Yesterday morning, I woke up at 5:40AM. I bundled up and headed outside into the dark and quiet streets. As I hurried along along to meet my walking partner, the air was eerily warm, and leaves swirled about in the wind. It would have been a perfect setting for a Halloween evening, but the feelings it evoked didn't mark one of fear. Instead, I realized that the feelings in the air was one of change. Significant change. I knew snow usually always followed such warm weather, and I anticipated it to snow throughout the day; imagining all the white-covered cars as people drove to precincts to participate in the Election. Both snow and voting --two changes on the same day.
But the snow didn't come yesterday.
This morning, I again woke at 5:40AM. I bundled up and headed outside, and was delightfully surprised to be greeted by a soft powder blanketing the city. I had been complaining about cold weather ever since we moved back from California, but running/walking with snow gently pelting us, I realized how much I love the first snow-fall of the year. I wondered at the significance of such change in the landscape when such monumental change was occurring all across our Nation. I found it ironic that the words of Barack Obama, the man I didn't want to be President in the first place, permeated my mind and reminded me that change was going to come. I was grateful that the change came about through a Free Election, where the people's voices were heard. Where we are not suppressed for our feelings and ideas --where anyone can vote their conscience without fear. I was humbled to know that the first African American President had been elected, and quite honestly, I was thrilled at being a part of such a historic event, even though I didn't vote for him. I may not agree with Obama's ideas or policies (in fact, they make me very nervous), but I do respect the man and the office he now holds. If you read my post yesterday, you'll also know I'm hoping he'll make me a believer.
**Florida and Arizona passed their Propositions to prohibit SSM, and I waited on pins and needles to see how California would go...
...and it looks like it passed. I would be lying if I didn't say I was relieved. Very relieved, indeed!
Conversations around our house this morning:
me: Kids, we have a new President!
#1: Who won?
#2: Did you want Obama to win?
me: No. But it's okay. That's what's great about our country; we don't angry when the other guy wins.
#1: Who is Obama?
me: Wanna see a picture?
[I show them some pictures via Google Images]
me: Isn't he handsome?
#1 and #2: Yes! He's very handsome.
#1: What did the other guy look like?
[I show them pictures of McCain]
[Trying not to laugh]
me: Anyway, I hope Obama will be a good President.
#2: But you didn't want him to win.
me: I know, but now he's the President and so now we get to pray for him so he'll make good choices.
#1: Yeah. That's a good idea.
me: #3, we have a new President of our country! His name is Barack Obama and he's the President now!
#3: I like snow. I wanna make a snowball!
me: Okay, then.
me: The President stays President for at least Four Years.
#2: Mom? What happens if the President of our country dies?
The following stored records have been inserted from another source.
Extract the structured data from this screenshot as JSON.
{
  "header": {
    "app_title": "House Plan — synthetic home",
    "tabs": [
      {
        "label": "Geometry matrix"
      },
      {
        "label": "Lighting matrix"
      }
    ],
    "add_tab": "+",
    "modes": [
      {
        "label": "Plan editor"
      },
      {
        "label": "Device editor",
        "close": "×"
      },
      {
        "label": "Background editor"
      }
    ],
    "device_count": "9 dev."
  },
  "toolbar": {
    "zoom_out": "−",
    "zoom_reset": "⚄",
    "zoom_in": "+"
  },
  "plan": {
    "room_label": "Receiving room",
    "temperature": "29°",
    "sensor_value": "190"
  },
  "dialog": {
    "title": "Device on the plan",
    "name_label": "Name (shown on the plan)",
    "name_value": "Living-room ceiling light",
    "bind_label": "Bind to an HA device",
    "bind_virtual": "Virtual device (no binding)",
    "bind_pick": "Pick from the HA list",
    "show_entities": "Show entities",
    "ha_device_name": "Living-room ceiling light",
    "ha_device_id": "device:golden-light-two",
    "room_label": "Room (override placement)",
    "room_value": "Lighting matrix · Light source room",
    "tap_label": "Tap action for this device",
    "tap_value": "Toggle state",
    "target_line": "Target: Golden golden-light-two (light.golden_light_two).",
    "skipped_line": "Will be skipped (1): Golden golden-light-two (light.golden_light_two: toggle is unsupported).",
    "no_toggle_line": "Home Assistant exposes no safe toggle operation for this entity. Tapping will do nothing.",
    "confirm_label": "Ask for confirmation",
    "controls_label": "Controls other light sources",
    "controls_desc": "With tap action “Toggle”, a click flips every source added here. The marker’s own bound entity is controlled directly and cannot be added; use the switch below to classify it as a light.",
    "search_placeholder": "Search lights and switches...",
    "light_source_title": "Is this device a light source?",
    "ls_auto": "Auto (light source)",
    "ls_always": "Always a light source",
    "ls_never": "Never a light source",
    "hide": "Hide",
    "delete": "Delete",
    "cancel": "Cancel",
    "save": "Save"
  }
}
me: Well, we hope it doesn't happen, but if it does, the Vice President steps in to be President, and in this case, it would be Joe Biden.
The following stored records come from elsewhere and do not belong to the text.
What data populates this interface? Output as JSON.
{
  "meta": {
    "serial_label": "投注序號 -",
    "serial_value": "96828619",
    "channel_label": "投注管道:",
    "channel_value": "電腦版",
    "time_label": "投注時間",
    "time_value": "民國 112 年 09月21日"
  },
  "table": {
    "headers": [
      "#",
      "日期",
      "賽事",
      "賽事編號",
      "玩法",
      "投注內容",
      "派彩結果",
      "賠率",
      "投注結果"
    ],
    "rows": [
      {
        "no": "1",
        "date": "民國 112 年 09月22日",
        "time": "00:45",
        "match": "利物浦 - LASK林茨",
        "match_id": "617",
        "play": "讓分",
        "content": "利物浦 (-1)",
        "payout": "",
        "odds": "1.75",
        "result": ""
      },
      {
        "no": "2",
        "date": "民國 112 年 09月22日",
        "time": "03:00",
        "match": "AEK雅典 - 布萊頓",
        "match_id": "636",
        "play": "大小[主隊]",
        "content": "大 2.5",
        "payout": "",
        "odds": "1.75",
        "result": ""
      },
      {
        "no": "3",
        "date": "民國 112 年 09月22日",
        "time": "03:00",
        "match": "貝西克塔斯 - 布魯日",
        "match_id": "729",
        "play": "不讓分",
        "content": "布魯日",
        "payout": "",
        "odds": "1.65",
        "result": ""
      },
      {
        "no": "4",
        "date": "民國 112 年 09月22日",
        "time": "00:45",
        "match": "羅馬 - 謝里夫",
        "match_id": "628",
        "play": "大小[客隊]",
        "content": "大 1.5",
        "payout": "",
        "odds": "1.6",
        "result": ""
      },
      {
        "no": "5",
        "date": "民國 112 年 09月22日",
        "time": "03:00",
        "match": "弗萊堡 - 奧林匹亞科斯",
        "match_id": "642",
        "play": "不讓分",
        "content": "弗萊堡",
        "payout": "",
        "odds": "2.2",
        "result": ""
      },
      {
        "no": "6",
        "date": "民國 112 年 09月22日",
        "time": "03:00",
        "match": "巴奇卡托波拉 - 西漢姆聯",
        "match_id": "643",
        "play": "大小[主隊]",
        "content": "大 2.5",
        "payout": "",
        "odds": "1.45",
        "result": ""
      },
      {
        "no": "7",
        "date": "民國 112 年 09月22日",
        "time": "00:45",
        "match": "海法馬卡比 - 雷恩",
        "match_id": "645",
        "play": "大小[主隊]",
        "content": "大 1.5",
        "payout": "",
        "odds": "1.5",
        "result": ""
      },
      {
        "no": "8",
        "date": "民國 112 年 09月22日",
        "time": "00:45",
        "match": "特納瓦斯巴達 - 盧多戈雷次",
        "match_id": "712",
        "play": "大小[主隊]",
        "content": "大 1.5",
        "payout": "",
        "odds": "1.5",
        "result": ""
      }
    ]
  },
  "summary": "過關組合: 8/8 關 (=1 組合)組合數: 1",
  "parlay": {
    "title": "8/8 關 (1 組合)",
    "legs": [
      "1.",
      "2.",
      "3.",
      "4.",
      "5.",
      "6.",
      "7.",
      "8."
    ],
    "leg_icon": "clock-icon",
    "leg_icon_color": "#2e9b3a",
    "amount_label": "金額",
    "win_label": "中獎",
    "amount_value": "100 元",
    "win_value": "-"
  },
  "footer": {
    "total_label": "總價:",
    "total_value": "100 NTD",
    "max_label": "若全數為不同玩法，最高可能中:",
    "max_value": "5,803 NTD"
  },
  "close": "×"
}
#2: President Monson will be the Prophet until he dies! Not four years.
me: Yes, but that's because it's different. President Obama is the President of our country --just the United States of America. President Monson is the Prophet for the whole world; he speaks for the Church and the Gospel of Jesus Christ is all over the world, not just in our country. President Obama doesn't run other countries; just ours.
#2: Yep, the whole world!
me: The whole world.